TWIN FALLS, Idaho — A south-central Idaho woman who is charged with holding a fundraiser while falsely claiming her daughter had cancer is now also charged with faking a pregnancy to seek financial help.
Lisa Holley, of Buhl, was charged with felony theft by deception last week. She tells the Times-News she is scheduled to make an initial court appearance on Wednesday.
Twin Falls County prosecutors allege Holley, 44, told a church pastor in December that she needed financial help because she was pregnant with triplets and then received $1,400 in money or merchandise over the next several months.

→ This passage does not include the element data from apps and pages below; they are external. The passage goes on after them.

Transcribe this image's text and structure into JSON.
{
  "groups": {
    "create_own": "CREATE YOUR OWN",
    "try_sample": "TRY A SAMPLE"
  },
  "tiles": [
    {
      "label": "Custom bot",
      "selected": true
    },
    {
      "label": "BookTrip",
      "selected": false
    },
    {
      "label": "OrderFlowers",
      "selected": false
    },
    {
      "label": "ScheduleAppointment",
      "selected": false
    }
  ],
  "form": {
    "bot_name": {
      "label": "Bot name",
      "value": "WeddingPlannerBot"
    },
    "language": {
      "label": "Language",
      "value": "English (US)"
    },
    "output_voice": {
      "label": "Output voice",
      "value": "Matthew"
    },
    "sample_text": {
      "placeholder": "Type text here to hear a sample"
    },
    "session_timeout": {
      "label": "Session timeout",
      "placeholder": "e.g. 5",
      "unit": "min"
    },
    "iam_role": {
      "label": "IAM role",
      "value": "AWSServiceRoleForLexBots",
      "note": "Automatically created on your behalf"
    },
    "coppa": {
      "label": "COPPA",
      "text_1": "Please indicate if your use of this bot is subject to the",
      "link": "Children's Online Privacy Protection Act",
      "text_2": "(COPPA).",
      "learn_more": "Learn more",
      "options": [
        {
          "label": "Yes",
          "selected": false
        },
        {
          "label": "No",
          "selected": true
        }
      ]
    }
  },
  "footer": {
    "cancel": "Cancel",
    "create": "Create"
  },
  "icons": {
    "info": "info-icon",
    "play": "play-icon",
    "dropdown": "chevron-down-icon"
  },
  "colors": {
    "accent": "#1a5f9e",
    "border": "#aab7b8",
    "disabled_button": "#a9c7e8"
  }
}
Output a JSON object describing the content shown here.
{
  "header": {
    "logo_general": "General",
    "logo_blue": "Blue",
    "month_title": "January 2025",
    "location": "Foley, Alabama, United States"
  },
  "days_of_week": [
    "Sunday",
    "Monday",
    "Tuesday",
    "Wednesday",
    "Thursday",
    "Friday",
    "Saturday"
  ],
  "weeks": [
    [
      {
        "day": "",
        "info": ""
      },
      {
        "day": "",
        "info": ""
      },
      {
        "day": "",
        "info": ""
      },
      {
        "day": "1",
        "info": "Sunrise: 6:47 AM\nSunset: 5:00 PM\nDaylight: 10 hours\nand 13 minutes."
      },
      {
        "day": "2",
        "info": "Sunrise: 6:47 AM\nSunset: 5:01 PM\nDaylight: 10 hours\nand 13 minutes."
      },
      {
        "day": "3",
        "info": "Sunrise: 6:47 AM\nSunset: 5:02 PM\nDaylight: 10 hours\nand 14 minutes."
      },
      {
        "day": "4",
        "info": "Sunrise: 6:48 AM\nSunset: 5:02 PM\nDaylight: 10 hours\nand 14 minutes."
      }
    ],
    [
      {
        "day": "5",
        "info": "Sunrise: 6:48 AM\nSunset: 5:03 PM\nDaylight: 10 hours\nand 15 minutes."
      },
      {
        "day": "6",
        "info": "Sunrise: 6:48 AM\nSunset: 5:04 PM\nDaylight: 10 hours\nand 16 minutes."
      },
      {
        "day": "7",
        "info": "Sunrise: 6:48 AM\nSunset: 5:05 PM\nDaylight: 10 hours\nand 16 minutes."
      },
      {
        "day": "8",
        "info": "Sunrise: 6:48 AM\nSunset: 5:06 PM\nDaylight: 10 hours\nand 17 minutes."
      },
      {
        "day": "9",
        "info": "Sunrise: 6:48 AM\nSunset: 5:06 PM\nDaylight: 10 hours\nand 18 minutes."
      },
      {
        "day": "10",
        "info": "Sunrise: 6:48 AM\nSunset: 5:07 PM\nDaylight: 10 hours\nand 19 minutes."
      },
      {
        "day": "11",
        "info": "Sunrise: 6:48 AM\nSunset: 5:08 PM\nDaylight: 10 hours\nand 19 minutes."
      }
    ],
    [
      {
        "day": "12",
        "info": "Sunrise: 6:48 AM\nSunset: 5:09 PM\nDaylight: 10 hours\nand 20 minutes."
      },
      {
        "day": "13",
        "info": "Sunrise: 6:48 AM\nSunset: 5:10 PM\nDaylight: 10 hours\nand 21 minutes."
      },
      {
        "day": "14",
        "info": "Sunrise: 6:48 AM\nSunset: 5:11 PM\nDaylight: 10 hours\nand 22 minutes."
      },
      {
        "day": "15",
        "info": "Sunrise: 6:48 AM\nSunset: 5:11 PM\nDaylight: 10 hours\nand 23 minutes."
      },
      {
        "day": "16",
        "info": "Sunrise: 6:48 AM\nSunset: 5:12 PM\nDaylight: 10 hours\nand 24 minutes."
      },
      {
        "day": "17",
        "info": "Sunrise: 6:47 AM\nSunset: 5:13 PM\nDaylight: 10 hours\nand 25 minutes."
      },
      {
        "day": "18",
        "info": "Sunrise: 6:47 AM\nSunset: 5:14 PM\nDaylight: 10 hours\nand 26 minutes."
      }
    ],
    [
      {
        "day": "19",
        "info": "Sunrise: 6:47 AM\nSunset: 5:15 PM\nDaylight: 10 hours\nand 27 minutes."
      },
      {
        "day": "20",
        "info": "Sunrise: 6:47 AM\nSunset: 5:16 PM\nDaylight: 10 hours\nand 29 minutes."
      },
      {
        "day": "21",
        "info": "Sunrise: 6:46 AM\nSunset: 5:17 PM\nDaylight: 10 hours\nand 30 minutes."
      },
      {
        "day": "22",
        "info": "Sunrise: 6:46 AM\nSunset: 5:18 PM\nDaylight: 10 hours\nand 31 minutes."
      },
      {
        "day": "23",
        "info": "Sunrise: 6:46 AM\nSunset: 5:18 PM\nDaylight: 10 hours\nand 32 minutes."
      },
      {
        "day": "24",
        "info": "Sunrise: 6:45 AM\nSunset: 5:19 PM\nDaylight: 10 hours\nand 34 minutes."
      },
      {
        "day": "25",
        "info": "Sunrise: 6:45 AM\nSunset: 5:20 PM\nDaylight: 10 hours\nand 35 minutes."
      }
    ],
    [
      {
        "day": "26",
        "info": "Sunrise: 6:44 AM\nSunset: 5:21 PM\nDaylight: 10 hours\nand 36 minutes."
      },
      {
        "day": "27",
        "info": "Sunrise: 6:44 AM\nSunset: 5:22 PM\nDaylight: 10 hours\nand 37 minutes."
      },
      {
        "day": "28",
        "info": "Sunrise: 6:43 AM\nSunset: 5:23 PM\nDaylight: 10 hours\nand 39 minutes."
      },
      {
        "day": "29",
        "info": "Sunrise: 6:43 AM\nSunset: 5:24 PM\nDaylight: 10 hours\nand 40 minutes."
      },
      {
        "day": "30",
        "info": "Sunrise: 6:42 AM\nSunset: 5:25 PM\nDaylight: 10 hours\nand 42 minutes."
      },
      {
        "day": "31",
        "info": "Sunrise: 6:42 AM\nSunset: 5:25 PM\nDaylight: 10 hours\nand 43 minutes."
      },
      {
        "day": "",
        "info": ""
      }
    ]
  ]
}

In January, the church pastor received a call from someone claiming to be a midwife at St. Luke's Magic Valley Medical Center asking if the pastor or the church could help her get items for Holley because she was pregnant with triplets, court records said.
Later that month, the pastor sent an email to church members asking for assistance, but she also was suspicious and called St. Luke's, learning it did not have a midwife program.
In March, Holley called the pastor and said she miscarried and had given the donated items to a friend who either had infants or was pregnant.
Holley told the Times-News she has a doctor's statement saying she was pregnant but miscarried. However, prosecutors said they checked records at hospitals in Twin Falls and Jerome and found nothing to indicate Holley was pregnant. Holley said investigators looked at the wrong hospitals, but she declined to name the right hospital.
A doctor's note from a March 12 visit to Family Health Services indicated Holley believed she was pregnant following a test at the Pregnancy Crisis Center. A test done at the Twin Falls hospital was negative.
On Monday, Holley said the test was done after she miscarried.
Prosecutors said they could not find any records between July 2011 and September 2012 from any hospital or Holley's personal doctor to show she was ever pregnant with triplets.
Holley and her husband each face two counts of felony theft by deception for gathering donations and holding an August fundraiser by saying they needed money to help treat their daughter's cancer. Prosecutors said the daughter does not have cancer, was removed from her parents' custody and is living with relatives in Seattle.
Holley's husband, Michael Wayne Holley, pleaded not guilty to two counts of felony theft by deception on Oct. 22. He told investigators he and his wife were trying to raise money to hire an attorney to regain custody of their 14-year-old daughter.